Mr. Hathaway grew up on an orchard on the island of Aquidneck, in Portsmouth, R.I., and served as a Naval Officer in combat aboard the USS Hamner (DD-718). He is a father and grandfather, a proud owner of a Kerry Blue Terrier, and loves to garden and hike.
Julia Wood is an attorney in the hydropower practice at Van Ness Feldman in Washington, DC. Her practice focuses primarily on hydroelectric and electric power matters involving the Federal Power Act and other federal statutes affecting energy and water development. Julia provides legal counsel to the firm’s hydroelectric clients on relicensing and license compliance issues, and is involved in several major hydroelectric relicensing proceedings before the Federal Energy Regulatory Commission. She also counsels clients on emerging legal issues regarding hydrokinetics and other forms of alternative energy development. She currently serves as Vice Chair of the National Hydropower Association's Ocean, Tidal, and New Technologies Council.
Seth Kaplan is the Vice President for Policy and Climate Advocacy at the Conservation Law Foundation overseeing all work at CLF involving global warming and greenhouse gas emissions.
A graduate of Wesleyan University and Northeastern University School of Law he worked as a real estate and environmental attorney in private practice in New York City before his return to CLF (where he had previously worked as a law student) in 1998.
He oversees policy development and advocacy at CLF that ranges from issues regarding public transit expansion, clean renewable energy infrastructure, energy efficiency and regulation of emissions from automobiles as well broader legal advocacy regarding greenhouse gas emissions and energy policy.
His current work focuses on fostering renewable energy, working for climate protection and reducing the environmental impact of fossil fuel power plants and pressing for expanded opportunities for meeting energy needs through energy efficiency. This work has included FERC litigation and extensive participation in ISO New England and New England Power Pool processes.
Previously, he directed CLF’s transportation work, which included advocating in favor of expanded and cleaner public transit, including a successful effort to substantially reduce emissions from the MBTA bus fleet.

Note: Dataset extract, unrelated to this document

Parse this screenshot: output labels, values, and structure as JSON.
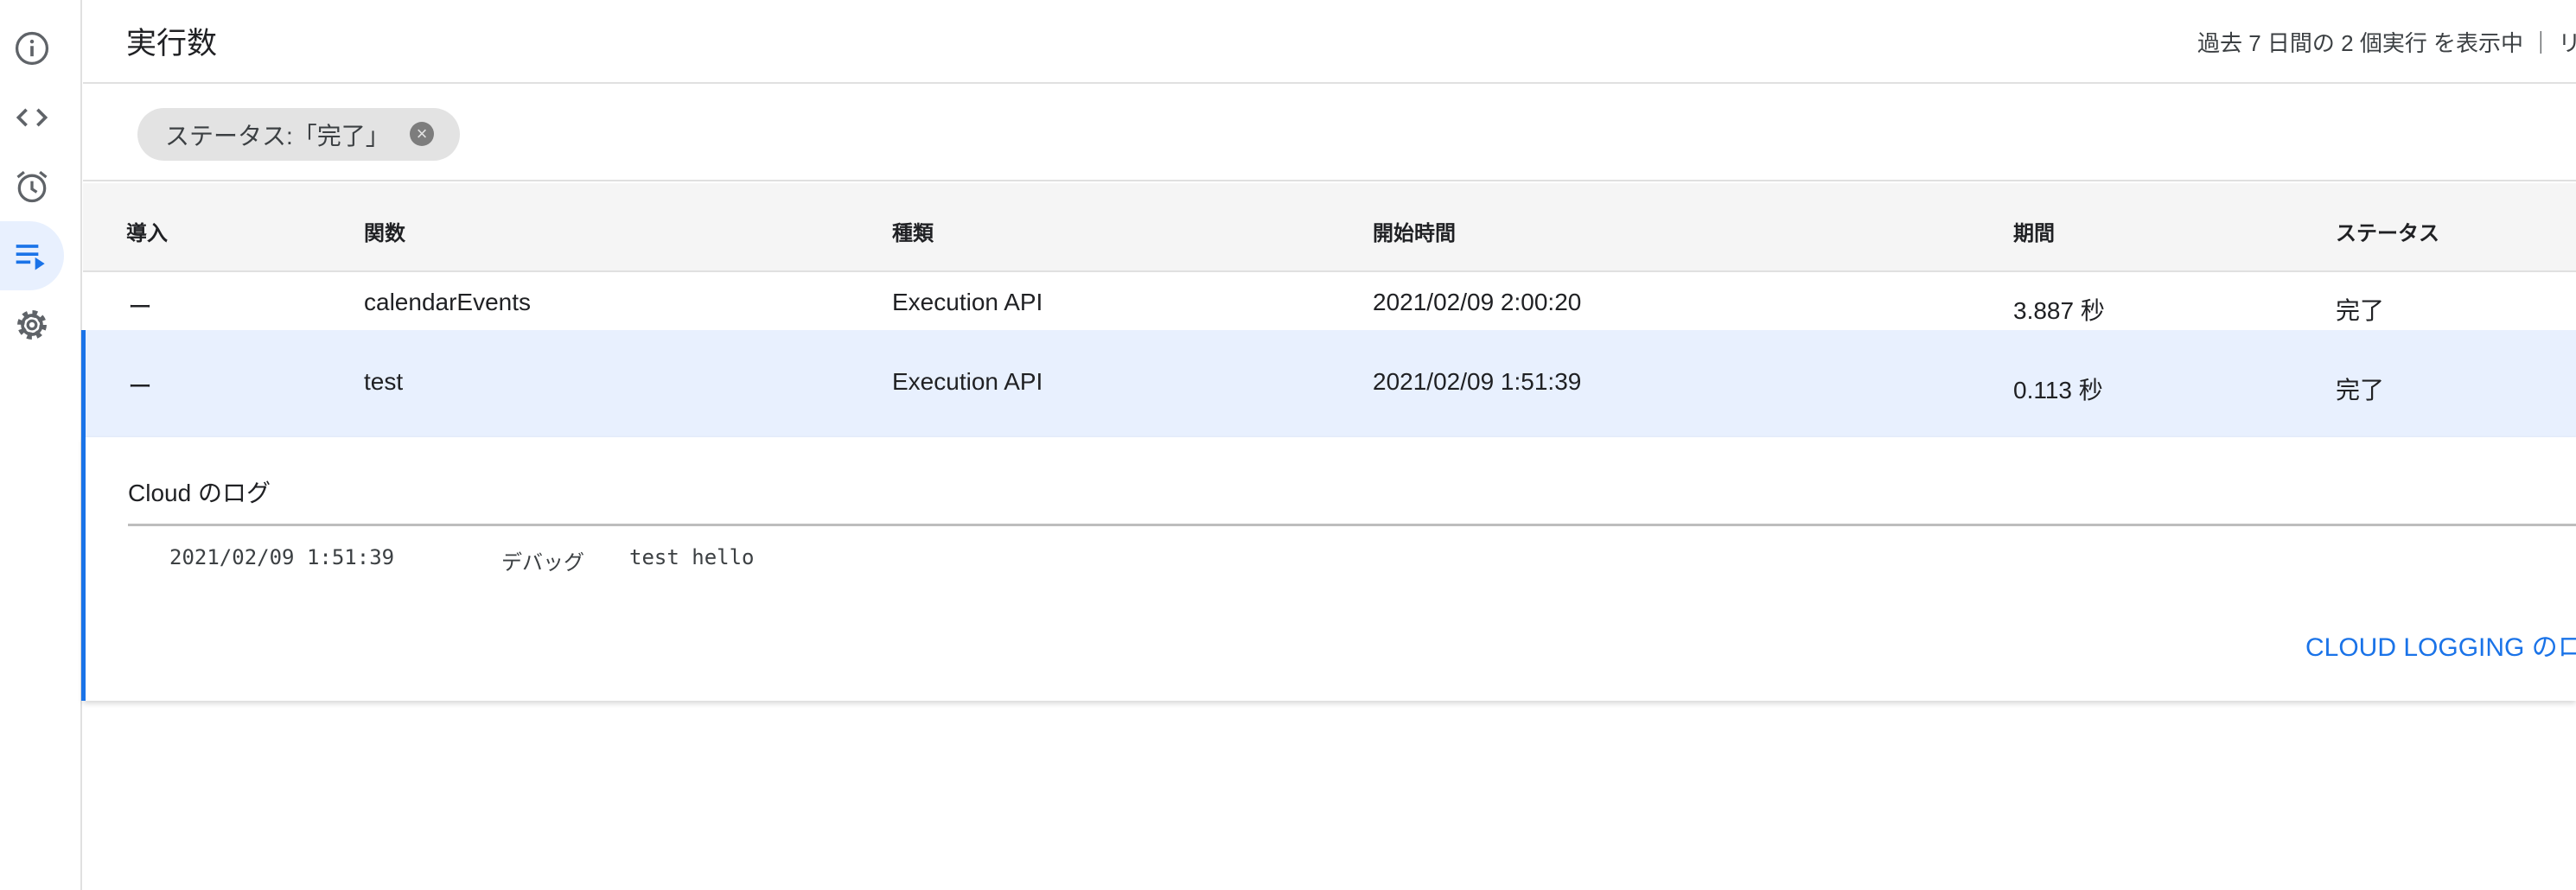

A native of Rhode Island, he is the father of three children. His wife, also a graduate of Northeastern Law, teaches at Suffolk University Law School.